The Southwestern Historical Quarterly, Volume 95, July 1991 - April, 1992 Page: 269
Missing are battle sites and column commanders. In general, campaigns on the
northern plains seem to be much better covered than those to the south.
Nevertheless, the Atlas of Amencan Indian Af/ans is a useful research volume.
But even though it is relatively thorough, scholars will seldom find it as detailed
on a specific region or topic as they would wish. But because it has a far greater
variety of maps than any previous atlas, it is sure to become a standard addition
to the reference sections of most libraries.
Arkansas State Unwerszty CHARLES KENNER
American Indian Resource Material in the Western History Collectzons, University of
Oklahoma. Edited by Donald L. DeWitt. (Norman: University of Oklahoma
Press, 199o. Pp. xiii+272. Preface, illustrations, black-and-white photos,
contributors, index. $32.95.)
This excellent book is a guide to the Indian-related holdings in the Western
History Collections at the University of Oklahoma. The text is divided into four
main parts that describe manuscript collections, photographic archives, oral
histories, and materials located in the Library Division of the Western History
Collections. Each section of the book has a brief introduction followed by anno-
tated collection entries or publication titles for quick reference.
Part I contains 269 entries that describe both processed and unprocessed
manuscript collections. These holdings provide primary documentation for
nineteenth-century historical events in Oklahoma Indian Territory. A few
manuscript collections focus on twentieth-century topics such as the American
Indian Institute, Cherokee Bilingual Education Project, and Oklahoma Indian
Part 2 provides information about ninety-five photographic collections.
The Photographic Archives have more than 250,ooo glass-plate negatives,
prints, motion-picture films, and videotapes. These photographs represent
major tribes of Oklahoma and the western United States from 1870 to 1940.
Researchers will encounter studio portraits, family collections, and collector-
originated photographs. Items of special interest include images of individual
Indians, prints of early Texas history, and wild west shows.
Part 3 surveys the sound recordings and oral history collection. Over 1,800
sound recordings on discs, reels, wire, and tapes contain material of interest to
linguists, musicians, historians, and other scholars. Two sources that clearly re-
flect an Indian perspective are the Indians For Indians Hour Collection and
the Duke Oral History Project. The former includes radio recordings of music
and news from the Indian community between 1943 and 1964. The later
project consists of interviews begun in 1967 with 450 Indians.
Part 4 concludes with a description of the book collections, published oral
histories, microform holdings, and Indian newspapers and periodicals located
in the Library Division of the Western History Collections. The Frank Phillips
and Alan W. Farley book collections are especially useful for American Indian
studies. The published Indian-Pioneer oral histories compiled by the Works

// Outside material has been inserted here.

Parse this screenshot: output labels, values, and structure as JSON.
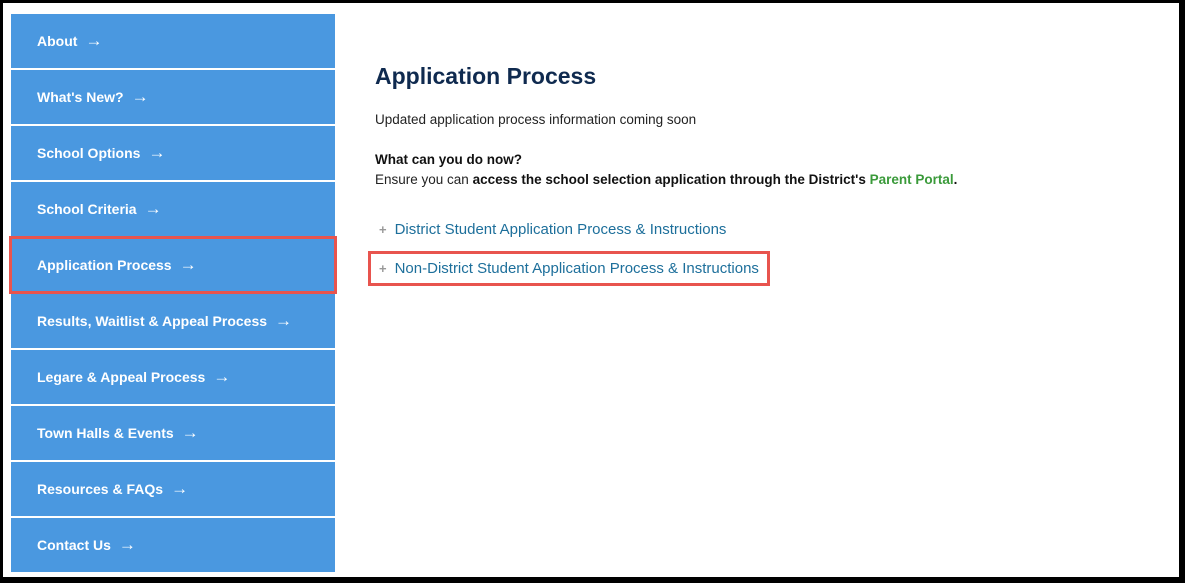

Progress Administration and the reports of the Indian Claims Commission
provide other significant sources for historical research.
Here’s what’s next.
This issue can be searched. Note: Results may vary based on the legibility of text within the document.
Tools / Downloads
Get a copy of this page .
Citing and Sharing
Basic information for referencing this web page. We also provide extended guidance on usage rights, references, copying or embedding.
Reference the current page of this Periodical.
Texas State Historical Association. The Southwestern Historical Quarterly, Volume 95, July 1991 - April, 1992, periodical, 1992; Austin, Texas. (texashistory.unt.edu/ark:/67531/metapth117153/m1/315/ocr/: accessed July 28, 2017), University of North Texas Libraries, The Portal to Texas History, texashistory.unt.edu; crediting Texas State Historical Association.